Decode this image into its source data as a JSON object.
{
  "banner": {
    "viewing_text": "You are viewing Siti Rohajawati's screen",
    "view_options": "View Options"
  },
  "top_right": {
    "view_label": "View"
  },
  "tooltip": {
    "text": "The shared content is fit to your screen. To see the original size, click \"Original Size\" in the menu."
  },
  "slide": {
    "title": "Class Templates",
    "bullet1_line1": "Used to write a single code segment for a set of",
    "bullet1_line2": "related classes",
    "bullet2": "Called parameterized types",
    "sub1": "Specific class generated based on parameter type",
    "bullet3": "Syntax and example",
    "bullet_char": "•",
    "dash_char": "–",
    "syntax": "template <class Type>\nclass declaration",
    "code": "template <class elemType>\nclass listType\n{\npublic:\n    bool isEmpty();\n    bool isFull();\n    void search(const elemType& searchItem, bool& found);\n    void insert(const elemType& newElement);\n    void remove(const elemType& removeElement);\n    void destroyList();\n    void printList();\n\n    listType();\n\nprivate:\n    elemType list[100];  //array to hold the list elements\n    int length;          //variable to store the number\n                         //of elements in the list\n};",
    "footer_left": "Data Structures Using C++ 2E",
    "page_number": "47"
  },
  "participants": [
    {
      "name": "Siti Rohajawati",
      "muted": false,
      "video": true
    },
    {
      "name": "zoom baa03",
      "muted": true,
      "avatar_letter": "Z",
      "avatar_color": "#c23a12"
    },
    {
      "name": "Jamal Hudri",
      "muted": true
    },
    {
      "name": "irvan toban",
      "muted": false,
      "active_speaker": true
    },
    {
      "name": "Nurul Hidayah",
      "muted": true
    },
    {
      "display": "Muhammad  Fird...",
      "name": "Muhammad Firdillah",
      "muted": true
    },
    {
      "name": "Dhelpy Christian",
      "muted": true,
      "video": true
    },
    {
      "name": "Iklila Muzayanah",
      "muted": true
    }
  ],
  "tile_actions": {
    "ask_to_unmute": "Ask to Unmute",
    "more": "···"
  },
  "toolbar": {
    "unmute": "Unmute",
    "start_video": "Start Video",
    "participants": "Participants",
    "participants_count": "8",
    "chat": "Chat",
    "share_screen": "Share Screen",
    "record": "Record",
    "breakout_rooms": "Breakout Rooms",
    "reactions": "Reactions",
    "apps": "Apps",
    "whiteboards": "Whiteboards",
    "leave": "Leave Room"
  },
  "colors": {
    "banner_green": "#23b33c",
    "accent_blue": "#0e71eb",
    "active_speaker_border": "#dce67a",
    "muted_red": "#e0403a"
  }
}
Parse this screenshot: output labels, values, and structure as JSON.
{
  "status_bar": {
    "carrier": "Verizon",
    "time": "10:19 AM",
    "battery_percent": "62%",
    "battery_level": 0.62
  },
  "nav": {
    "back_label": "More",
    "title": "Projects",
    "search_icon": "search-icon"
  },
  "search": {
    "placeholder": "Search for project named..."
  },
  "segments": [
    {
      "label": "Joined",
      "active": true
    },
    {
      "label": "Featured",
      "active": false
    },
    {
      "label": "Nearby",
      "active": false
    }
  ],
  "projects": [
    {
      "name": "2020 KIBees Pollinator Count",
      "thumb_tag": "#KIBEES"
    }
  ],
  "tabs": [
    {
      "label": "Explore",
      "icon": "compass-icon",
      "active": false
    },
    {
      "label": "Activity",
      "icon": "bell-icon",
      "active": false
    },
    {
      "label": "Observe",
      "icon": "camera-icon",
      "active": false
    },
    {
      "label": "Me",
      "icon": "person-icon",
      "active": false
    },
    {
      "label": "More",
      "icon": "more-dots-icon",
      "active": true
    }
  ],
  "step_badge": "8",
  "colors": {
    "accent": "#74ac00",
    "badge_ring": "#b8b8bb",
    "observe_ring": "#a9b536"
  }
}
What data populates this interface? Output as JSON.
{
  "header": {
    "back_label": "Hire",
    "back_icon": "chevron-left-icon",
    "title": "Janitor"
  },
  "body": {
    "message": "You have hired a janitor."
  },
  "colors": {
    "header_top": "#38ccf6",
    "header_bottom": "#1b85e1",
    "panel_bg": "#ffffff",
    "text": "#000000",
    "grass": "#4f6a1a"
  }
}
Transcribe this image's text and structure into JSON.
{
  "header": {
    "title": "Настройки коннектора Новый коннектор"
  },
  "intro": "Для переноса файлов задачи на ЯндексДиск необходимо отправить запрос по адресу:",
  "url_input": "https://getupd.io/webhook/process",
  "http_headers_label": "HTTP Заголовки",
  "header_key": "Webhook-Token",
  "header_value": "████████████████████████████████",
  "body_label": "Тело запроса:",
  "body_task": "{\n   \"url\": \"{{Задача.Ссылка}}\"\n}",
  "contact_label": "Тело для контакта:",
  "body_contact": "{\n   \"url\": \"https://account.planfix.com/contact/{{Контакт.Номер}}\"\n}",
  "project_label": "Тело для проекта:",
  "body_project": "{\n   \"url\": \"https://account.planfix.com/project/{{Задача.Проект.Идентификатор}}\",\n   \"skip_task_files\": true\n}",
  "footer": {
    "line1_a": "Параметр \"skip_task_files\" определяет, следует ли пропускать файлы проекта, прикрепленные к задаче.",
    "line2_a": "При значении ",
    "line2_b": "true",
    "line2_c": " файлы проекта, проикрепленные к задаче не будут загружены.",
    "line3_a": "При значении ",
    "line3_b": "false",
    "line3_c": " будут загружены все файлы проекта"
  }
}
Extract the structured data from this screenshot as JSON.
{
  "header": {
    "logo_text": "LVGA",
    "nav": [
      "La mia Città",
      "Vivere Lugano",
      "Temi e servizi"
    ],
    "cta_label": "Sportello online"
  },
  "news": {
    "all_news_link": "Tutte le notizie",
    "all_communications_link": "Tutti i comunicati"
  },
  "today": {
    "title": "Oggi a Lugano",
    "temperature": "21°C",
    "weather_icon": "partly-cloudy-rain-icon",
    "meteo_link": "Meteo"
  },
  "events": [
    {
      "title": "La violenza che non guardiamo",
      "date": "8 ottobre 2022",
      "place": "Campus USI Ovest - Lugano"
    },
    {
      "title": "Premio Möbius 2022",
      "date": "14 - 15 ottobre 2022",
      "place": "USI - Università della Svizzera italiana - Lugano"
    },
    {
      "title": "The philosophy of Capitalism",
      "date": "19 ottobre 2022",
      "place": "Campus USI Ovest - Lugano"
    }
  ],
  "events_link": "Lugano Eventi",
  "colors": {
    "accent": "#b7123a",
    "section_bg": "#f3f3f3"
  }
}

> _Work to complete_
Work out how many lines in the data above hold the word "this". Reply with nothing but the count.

> _Solution to the exercise_
5